*Task brief*: Go through the data below and retype all of it exactly.

*The data*:
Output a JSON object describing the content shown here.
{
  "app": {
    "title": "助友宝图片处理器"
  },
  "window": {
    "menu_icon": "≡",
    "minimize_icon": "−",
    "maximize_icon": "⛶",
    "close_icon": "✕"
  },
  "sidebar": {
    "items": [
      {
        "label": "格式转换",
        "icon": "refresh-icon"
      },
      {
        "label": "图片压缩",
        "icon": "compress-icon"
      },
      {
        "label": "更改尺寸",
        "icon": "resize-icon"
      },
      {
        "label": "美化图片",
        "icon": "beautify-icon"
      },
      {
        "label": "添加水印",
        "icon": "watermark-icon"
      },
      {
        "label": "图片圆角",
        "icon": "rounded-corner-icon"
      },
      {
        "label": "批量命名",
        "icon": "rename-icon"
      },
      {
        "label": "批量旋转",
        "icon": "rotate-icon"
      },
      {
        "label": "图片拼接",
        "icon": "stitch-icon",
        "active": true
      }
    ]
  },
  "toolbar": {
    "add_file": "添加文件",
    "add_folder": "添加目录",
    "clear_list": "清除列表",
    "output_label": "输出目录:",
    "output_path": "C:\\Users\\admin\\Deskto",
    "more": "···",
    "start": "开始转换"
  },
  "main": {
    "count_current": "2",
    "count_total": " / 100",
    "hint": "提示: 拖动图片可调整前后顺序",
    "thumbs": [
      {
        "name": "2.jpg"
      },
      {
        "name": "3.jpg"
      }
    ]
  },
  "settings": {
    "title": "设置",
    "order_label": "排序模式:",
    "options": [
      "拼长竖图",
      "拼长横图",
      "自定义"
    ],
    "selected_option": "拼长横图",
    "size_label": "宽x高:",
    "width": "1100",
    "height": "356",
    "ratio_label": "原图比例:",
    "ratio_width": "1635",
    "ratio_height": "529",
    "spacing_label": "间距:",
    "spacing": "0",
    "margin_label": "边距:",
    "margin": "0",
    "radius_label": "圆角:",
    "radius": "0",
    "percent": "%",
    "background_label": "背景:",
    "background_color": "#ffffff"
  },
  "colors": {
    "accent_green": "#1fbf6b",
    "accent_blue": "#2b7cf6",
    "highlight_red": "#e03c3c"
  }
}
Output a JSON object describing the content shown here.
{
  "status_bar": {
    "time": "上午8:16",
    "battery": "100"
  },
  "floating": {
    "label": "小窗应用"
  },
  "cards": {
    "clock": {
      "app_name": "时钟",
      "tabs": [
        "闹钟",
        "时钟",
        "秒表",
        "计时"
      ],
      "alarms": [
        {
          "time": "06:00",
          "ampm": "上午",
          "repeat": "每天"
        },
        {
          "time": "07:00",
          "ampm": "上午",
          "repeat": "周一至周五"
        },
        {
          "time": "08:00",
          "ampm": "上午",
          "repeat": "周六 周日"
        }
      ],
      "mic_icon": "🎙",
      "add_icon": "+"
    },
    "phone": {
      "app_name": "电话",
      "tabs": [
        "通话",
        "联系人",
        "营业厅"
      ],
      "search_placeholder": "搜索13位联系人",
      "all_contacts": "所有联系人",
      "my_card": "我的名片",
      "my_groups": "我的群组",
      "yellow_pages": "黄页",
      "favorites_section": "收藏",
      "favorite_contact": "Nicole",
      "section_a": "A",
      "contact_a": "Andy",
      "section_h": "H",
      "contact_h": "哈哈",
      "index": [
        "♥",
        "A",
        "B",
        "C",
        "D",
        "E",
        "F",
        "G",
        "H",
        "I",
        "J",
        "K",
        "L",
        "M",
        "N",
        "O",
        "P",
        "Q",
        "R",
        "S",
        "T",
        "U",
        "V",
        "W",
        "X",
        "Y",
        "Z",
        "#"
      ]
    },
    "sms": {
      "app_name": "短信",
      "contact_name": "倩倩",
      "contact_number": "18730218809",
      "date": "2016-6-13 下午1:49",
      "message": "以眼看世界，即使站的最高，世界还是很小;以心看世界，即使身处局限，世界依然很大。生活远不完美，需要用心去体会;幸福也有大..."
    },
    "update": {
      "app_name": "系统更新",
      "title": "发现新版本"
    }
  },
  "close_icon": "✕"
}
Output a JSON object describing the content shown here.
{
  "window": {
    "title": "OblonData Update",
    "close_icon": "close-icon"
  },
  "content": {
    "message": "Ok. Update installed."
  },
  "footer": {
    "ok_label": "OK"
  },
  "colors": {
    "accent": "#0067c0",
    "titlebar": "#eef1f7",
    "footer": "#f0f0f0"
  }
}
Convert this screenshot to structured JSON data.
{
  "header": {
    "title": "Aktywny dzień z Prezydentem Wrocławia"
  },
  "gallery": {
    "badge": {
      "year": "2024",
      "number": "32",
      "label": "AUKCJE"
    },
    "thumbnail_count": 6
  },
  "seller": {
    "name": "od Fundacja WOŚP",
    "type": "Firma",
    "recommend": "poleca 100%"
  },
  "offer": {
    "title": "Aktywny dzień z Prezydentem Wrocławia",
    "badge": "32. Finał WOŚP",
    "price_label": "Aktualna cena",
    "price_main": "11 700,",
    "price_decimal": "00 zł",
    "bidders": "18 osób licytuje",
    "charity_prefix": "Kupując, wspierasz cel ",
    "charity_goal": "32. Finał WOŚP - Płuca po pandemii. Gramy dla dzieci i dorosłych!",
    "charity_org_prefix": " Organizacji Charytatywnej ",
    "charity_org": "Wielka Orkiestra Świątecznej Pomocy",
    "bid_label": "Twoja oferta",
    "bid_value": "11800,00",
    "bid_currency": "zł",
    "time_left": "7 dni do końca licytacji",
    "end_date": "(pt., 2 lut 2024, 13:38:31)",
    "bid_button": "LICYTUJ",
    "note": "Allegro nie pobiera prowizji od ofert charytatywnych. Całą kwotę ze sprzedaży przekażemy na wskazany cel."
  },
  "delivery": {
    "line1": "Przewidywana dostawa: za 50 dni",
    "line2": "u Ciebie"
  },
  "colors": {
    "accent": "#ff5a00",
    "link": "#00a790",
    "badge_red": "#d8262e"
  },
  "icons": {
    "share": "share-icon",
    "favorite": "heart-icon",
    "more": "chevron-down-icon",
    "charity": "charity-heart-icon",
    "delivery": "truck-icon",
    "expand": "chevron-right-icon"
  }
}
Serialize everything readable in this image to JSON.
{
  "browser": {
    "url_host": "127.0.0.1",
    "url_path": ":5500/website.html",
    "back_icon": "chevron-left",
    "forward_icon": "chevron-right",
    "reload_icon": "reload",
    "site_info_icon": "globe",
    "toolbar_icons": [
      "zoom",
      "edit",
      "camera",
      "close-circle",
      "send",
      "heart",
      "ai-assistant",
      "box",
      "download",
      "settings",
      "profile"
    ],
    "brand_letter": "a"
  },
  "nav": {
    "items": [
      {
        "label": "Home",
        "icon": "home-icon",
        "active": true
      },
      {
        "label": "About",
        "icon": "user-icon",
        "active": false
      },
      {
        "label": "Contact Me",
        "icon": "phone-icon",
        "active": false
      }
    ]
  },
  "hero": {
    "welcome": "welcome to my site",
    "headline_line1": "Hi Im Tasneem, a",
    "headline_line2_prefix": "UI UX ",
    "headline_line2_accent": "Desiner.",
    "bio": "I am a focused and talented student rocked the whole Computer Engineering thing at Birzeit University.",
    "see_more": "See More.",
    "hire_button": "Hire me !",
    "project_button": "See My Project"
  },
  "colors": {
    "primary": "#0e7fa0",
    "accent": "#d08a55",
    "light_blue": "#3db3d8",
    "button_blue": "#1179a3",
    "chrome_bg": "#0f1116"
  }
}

*Completed task*:
Output a JSON object describing the content shown here.
{
  "app": {
    "title": "助友宝图片处理器"
  },
  "window": {
    "menu_icon": "≡",
    "minimize_icon": "−",
    "maximize_icon": "⛶",
    "close_icon": "✕"
  },
  "sidebar": {
    "items": [
      {
        "label": "格式转换",
        "icon": "refresh-icon"
      },
      {
        "label": "图片压缩",
        "icon": "compress-icon"
      },
      {
        "label": "更改尺寸",
        "icon": "resize-icon"
      },
      {
        "label": "美化图片",
        "icon": "beautify-icon"
      },
      {
        "label": "添加水印",
        "icon": "watermark-icon"
      },
      {
        "label": "图片圆角",
        "icon": "rounded-corner-icon"
      },
      {
        "label": "批量命名",
        "icon": "rename-icon"
      },
      {
        "label": "批量旋转",
        "icon": "rotate-icon"
      },
      {
        "label": "图片拼接",
        "icon": "stitch-icon",
        "active": true
      }
    ]
  },
  "toolbar": {
    "add_file": "添加文件",
    "add_folder": "添加目录",
    "clear_list": "清除列表",
    "output_label": "输出目录:",
    "output_path": "C:\\Users\\admin\\Deskto",
    "more": "···",
    "start": "开始转换"
  },
  "main": {
    "count_current": "2",
    "count_total": " / 100",
    "hint": "提示: 拖动图片可调整前后顺序",
    "thumbs": [
      {
        "name": "2.jpg"
      },
      {
        "name": "3.jpg"
      }
    ]
  },
  "settings": {
    "title": "设置",
    "order_label": "排序模式:",
    "options": [
      "拼长竖图",
      "拼长横图",
      "自定义"
    ],
    "selected_option": "拼长横图",
    "size_label": "宽x高:",
    "width": "1100",
    "height": "356",
    "ratio_label": "原图比例:",
    "ratio_width": "1635",
    "ratio_height": "529",
    "spacing_label": "间距:",
    "spacing": "0",
    "margin_label": "边距:",
    "margin": "0",
    "radius_label": "圆角:",
    "radius": "0",
    "percent": "%",
    "background_label": "背景:",
    "background_color": "#ffffff"
  },
  "colors": {
    "accent_green": "#1fbf6b",
    "accent_blue": "#2b7cf6",
    "highlight_red": "#e03c3c"
  }
}
Output a JSON object describing the content shown here.
{
  "status_bar": {
    "time": "上午8:16",
    "battery": "100"
  },
  "floating": {
    "label": "小窗应用"
  },
  "cards": {
    "clock": {
      "app_name": "时钟",
      "tabs": [
        "闹钟",
        "时钟",
        "秒表",
        "计时"
      ],
      "alarms": [
        {
          "time": "06:00",
          "ampm": "上午",
          "repeat": "每天"
        },
        {
          "time": "07:00",
          "ampm": "上午",
          "repeat": "周一至周五"
        },
        {
          "time": "08:00",
          "ampm": "上午",
          "repeat": "周六 周日"
        }
      ],
      "mic_icon": "🎙",
      "add_icon": "+"
    },
    "phone": {
      "app_name": "电话",
      "tabs": [
        "通话",
        "联系人",
        "营业厅"
      ],
      "search_placeholder": "搜索13位联系人",
      "all_contacts": "所有联系人",
      "my_card": "我的名片",
      "my_groups": "我的群组",
      "yellow_pages": "黄页",
      "favorites_section": "收藏",
      "favorite_contact": "Nicole",
      "section_a": "A",
      "contact_a": "Andy",
      "section_h": "H",
      "contact_h": "哈哈",
      "index": [
        "♥",
        "A",
        "B",
        "C",
        "D",
        "E",
        "F",
        "G",
        "H",
        "I",
        "J",
        "K",
        "L",
        "M",
        "N",
        "O",
        "P",
        "Q",
        "R",
        "S",
        "T",
        "U",
        "V",
        "W",
        "X",
        "Y",
        "Z",
        "#"
      ]
    },
    "sms": {
      "app_name": "短信",
      "contact_name": "倩倩",
      "contact_number": "18730218809",
      "date": "2016-6-13 下午1:49",
      "message": "以眼看世界，即使站的最高，世界还是很小;以心看世界，即使身处局限，世界依然很大。生活远不完美，需要用心去体会;幸福也有大..."
    },
    "update": {
      "app_name": "系统更新",
      "title": "发现新版本"
    }
  },
  "close_icon": "✕"
}
Output a JSON object describing the content shown here.
{
  "window": {
    "title": "OblonData Update",
    "close_icon": "close-icon"
  },
  "content": {
    "message": "Ok. Update installed."
  },
  "footer": {
    "ok_label": "OK"
  },
  "colors": {
    "accent": "#0067c0",
    "titlebar": "#eef1f7",
    "footer": "#f0f0f0"
  }
}
Convert this screenshot to structured JSON data.
{
  "header": {
    "title": "Aktywny dzień z Prezydentem Wrocławia"
  },
  "gallery": {
    "badge": {
      "year": "2024",
      "number": "32",
      "label": "AUKCJE"
    },
    "thumbnail_count": 6
  },
  "seller": {
    "name": "od Fundacja WOŚP",
    "type": "Firma",
    "recommend": "poleca 100%"
  },
  "offer": {
    "title": "Aktywny dzień z Prezydentem Wrocławia",
    "badge": "32. Finał WOŚP",
    "price_label": "Aktualna cena",
    "price_main": "11 700,",
    "price_decimal": "00 zł",
    "bidders": "18 osób licytuje",
    "charity_prefix": "Kupując, wspierasz cel ",
    "charity_goal": "32. Finał WOŚP - Płuca po pandemii. Gramy dla dzieci i dorosłych!",
    "charity_org_prefix": " Organizacji Charytatywnej ",
    "charity_org": "Wielka Orkiestra Świątecznej Pomocy",
    "bid_label": "Twoja oferta",
    "bid_value": "11800,00",
    "bid_currency": "zł",
    "time_left": "7 dni do końca licytacji",
    "end_date": "(pt., 2 lut 2024, 13:38:31)",
    "bid_button": "LICYTUJ",
    "note": "Allegro nie pobiera prowizji od ofert charytatywnych. Całą kwotę ze sprzedaży przekażemy na wskazany cel."
  },
  "delivery": {
    "line1": "Przewidywana dostawa: za 50 dni",
    "line2": "u Ciebie"
  },
  "colors": {
    "accent": "#ff5a00",
    "link": "#00a790",
    "badge_red": "#d8262e"
  },
  "icons": {
    "share": "share-icon",
    "favorite": "heart-icon",
    "more": "chevron-down-icon",
    "charity": "charity-heart-icon",
    "delivery": "truck-icon",
    "expand": "chevron-right-icon"
  }
}
Serialize everything readable in this image to JSON.
{
  "browser": {
    "url_host": "127.0.0.1",
    "url_path": ":5500/website.html",
    "back_icon": "chevron-left",
    "forward_icon": "chevron-right",
    "reload_icon": "reload",
    "site_info_icon": "globe",
    "toolbar_icons": [
      "zoom",
      "edit",
      "camera",
      "close-circle",
      "send",
      "heart",
      "ai-assistant",
      "box",
      "download",
      "settings",
      "profile"
    ],
    "brand_letter": "a"
  },
  "nav": {
    "items": [
      {
        "label": "Home",
        "icon": "home-icon",
        "active": true
      },
      {
        "label": "About",
        "icon": "user-icon",
        "active": false
      },
      {
        "label": "Contact Me",
        "icon": "phone-icon",
        "active": false
      }
    ]
  },
  "hero": {
    "welcome": "welcome to my site",
    "headline_line1": "Hi Im Tasneem, a",
    "headline_line2_prefix": "UI UX ",
    "headline_line2_accent": "Desiner.",
    "bio": "I am a focused and talented student rocked the whole Computer Engineering thing at Birzeit University.",
    "see_more": "See More.",
    "hire_button": "Hire me !",
    "project_button": "See My Project"
  },
  "colors": {
    "primary": "#0e7fa0",
    "accent": "#d08a55",
    "light_blue": "#3db3d8",
    "button_blue": "#1179a3",
    "chrome_bg": "#0f1116"
  }
}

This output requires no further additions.